Yesterday a friend of mine posted this verse on facebook, “Instead speaking the truth in love…” (Ephesians 4:15). It is always a great reminder for me when people post Scripture verses. Especially ones I tend to forget and do the opposite. A pastor friend of mine says, “Truth without love is brutal. Love without truth is wishy-washy.” And it’s true. If all we do is love, and have no truth, it’s limp like a dishcloth. Easily swayed by any circumstance, feeling, or emotion. If all we are is truthful, and do not love, we are brutal. The saying “the truth hurts” is true, but couched in love the blows are softened.
Then last night on facebook I saw this picture:
But what if your view of truth is a bit skewed? What if in your experience truth was used as a battering ram in your life? What if you only experienced truth as a bludgeoning tool? You don’t hate truth, you might very well cling to it, but you are not going to see it as a good thing. It will, or it can look a lot like hate.
“They hate me because they said that was wrong!”
No one wants to hear about the sin in their life. No one wants to know they screwed up again. No one. I don’t. You don’t. Is it the truth? You bet. But is it necessary to constantly point out the sin of those around us?

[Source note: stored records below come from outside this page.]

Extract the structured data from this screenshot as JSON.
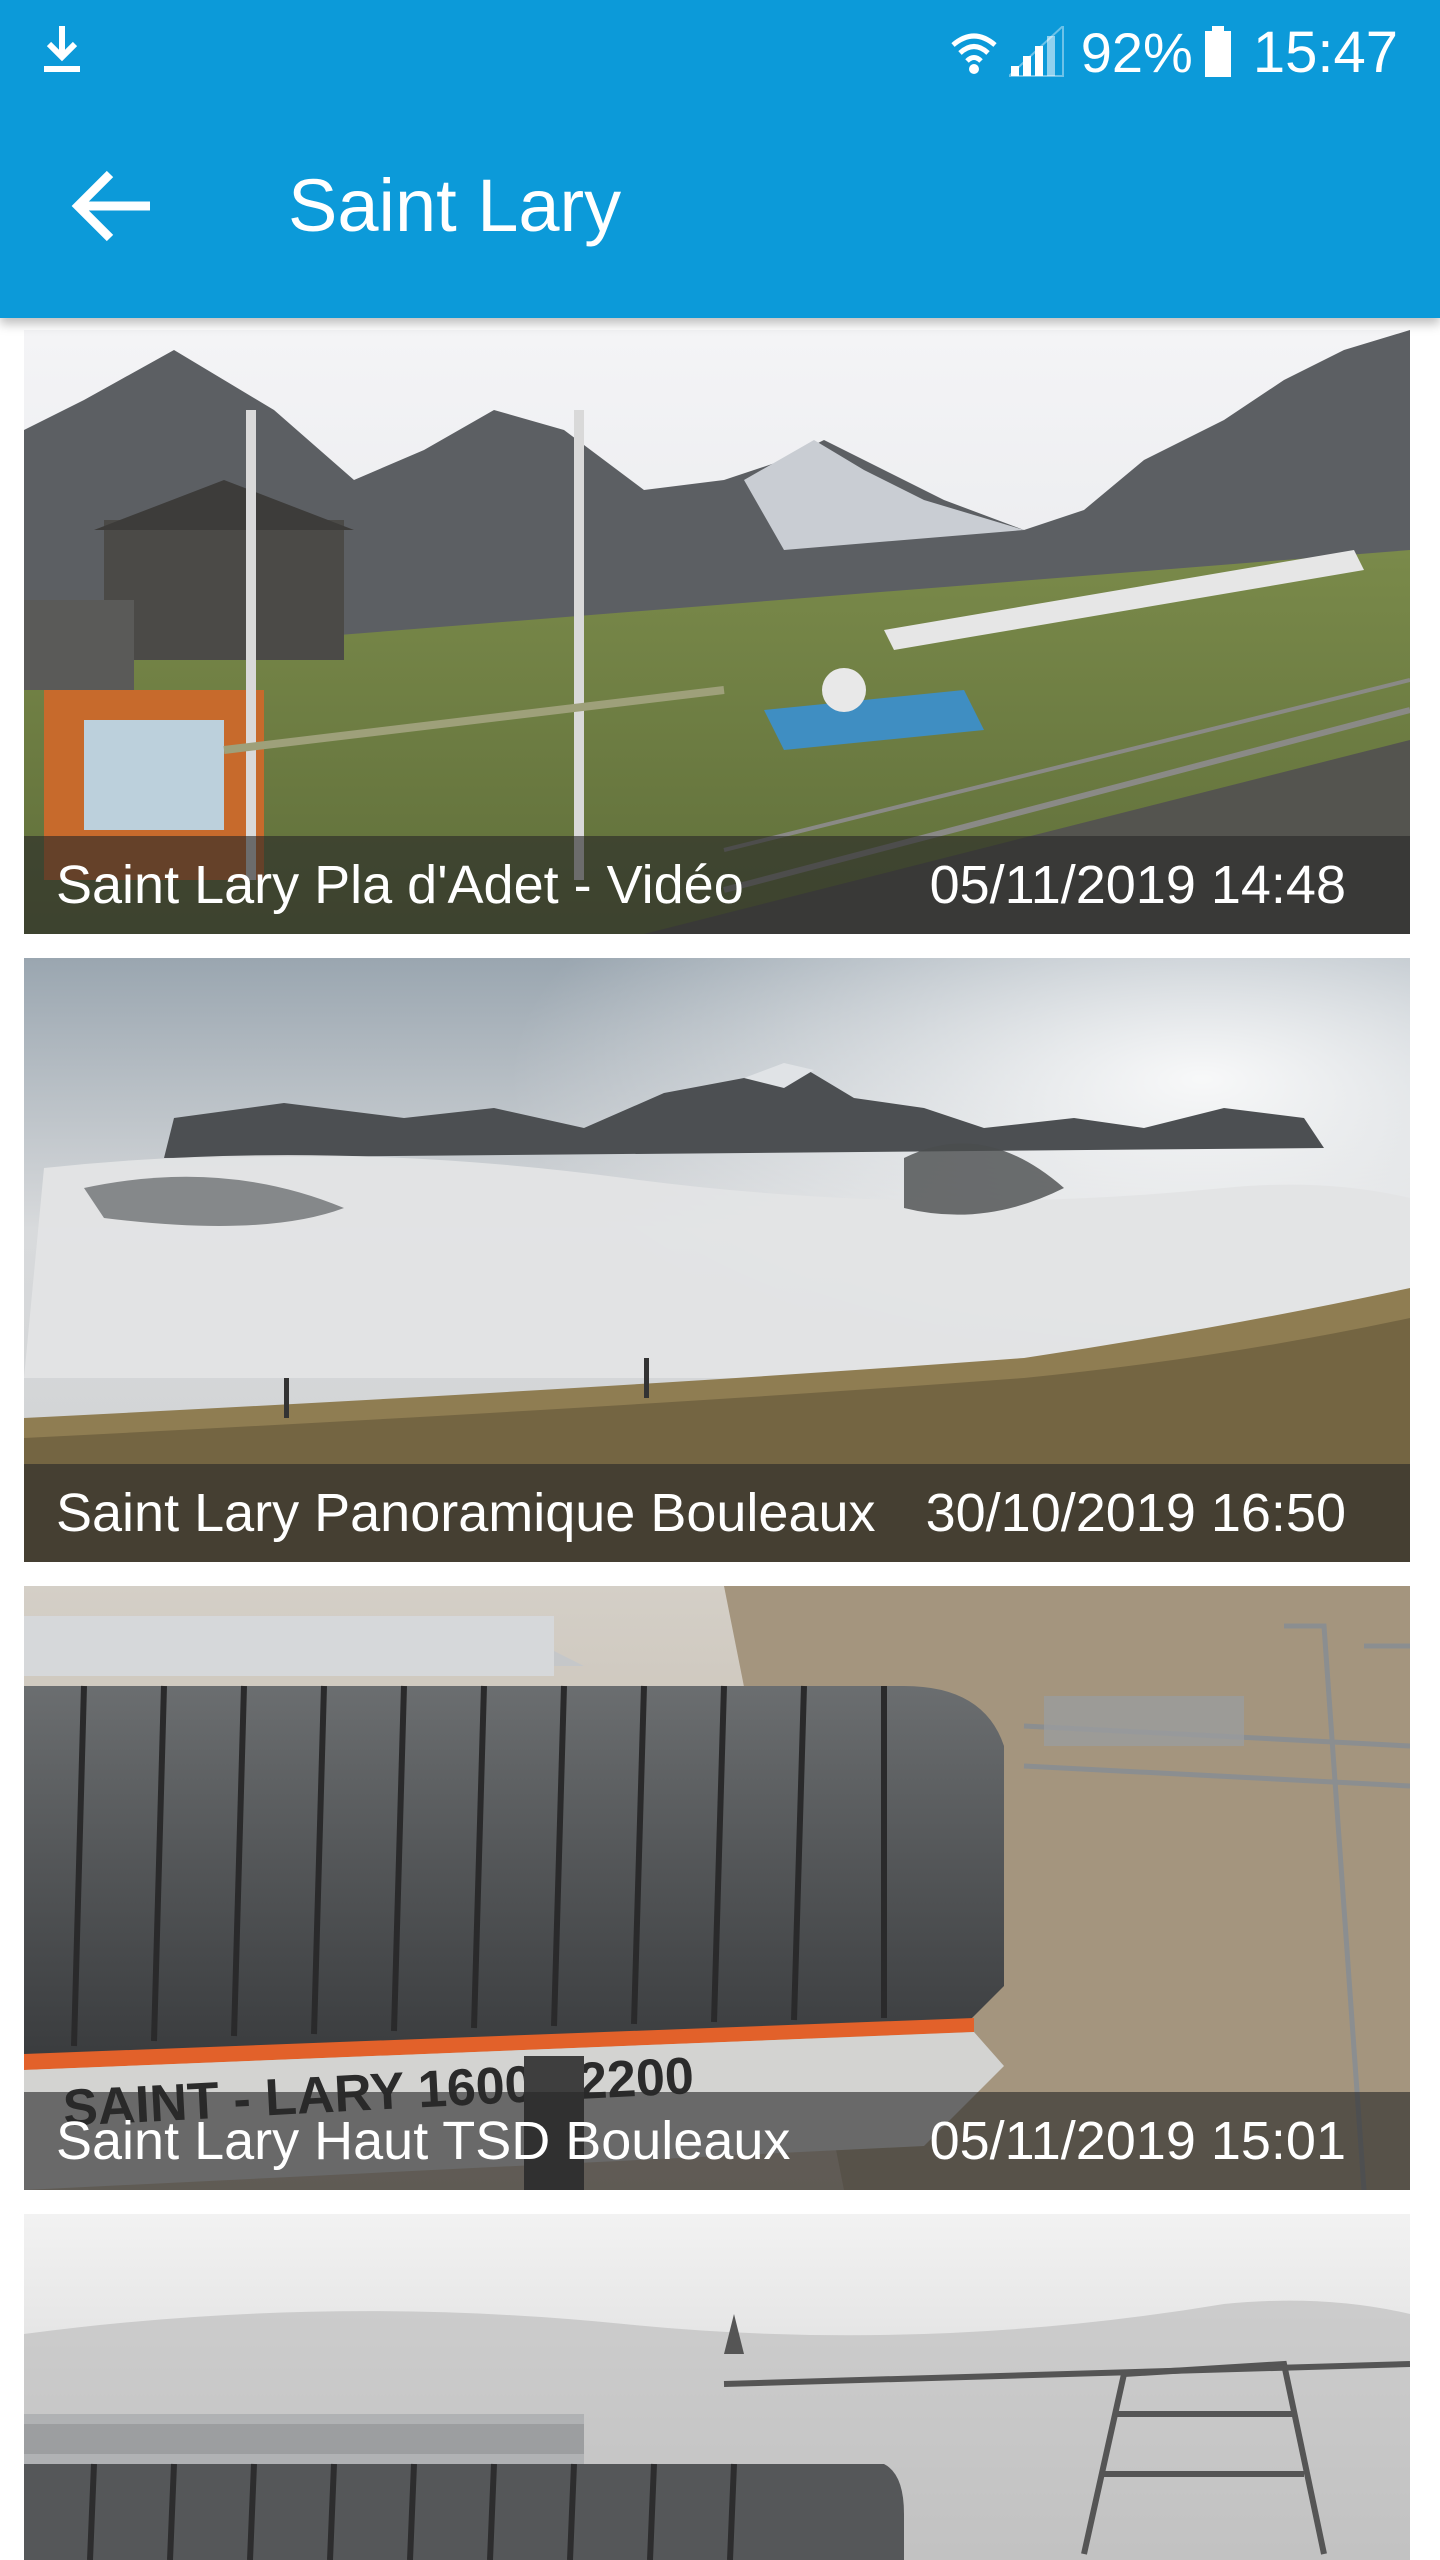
{
  "status_bar": {
    "download_icon": "download-icon",
    "wifi_icon": "wifi-icon",
    "signal_icon": "signal-icon",
    "battery_percent": "92%",
    "battery_icon": "battery-icon",
    "time": "15:47"
  },
  "app_bar": {
    "back_icon": "arrow-back-icon",
    "title": "Saint Lary"
  },
  "colors": {
    "app_bar": "#0c9ad9",
    "caption_overlay": "rgba(40,40,40,0.62)"
  },
  "webcams": [
    {
      "name": "Saint Lary Pla d'Adet - Vidéo",
      "timestamp": "05/11/2019 14:48"
    },
    {
      "name": "Saint Lary Panoramique Bouleaux",
      "timestamp": "30/10/2019 16:50"
    },
    {
      "name": "Saint Lary Haut TSD Bouleaux",
      "timestamp": "05/11/2019 15:01"
    },
    {
      "name": "",
      "timestamp": ""
    }
  ],
  "signage": {
    "lift_station_text": "SAINT - LARY 1600 >2200"
  }
}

Now there are specific instances in Scripture where we are told not to associate with people who live a life characterized by sin. They habitually do it. And flaunt it. Their life is not characterized by a godly zeal, with lapses into sin. They are characterized by sin with occasional lapses into godly zeal. Those people we are to avoid.
Failing to be associated with someone based on their behavior can look a lot like hate. But it isn’t. At least it doesn’t have to be.
When my girls were small and whiny, I often told them if they wanted to choose to whine, they could not do it around me. If they wanted to choose to throw a screaming-Mimi fit, that was fine. But they weren’t allowed to do it around me. They would have to go to their room. And yes, at times that made the fit worse. And it worsened until I took their little arm and marched them into their bedroom.
Now that is a rather simple example, and maybe not all that practical, but did I hate my children because I choose not to associate with them? No! I loved them. Not their behavior.
(Let’s be PERFECTLY clear here, I am NOT talking about any one particular sin.)
If we are using truth only as a way to bludgeon someone, we are using it wrong. When that is all we are doing, we are not loving. We are hating. But if forge relationships, if we see friends we love fall in to sin, and choose to be silent, that isn’t love. If we care more about our not being hurt than we care about someone else’s soul, we are not loving.
Both truth and love have the other’s greater good in mind. If we willy-nilly spout off truth to everyone around us, those we know and love as well as those we don’t, that isn’t love either.
If we choose to lie to someone…that is neither truthful nor loving.
How can we walk in love today? How can we show people our love by our truth?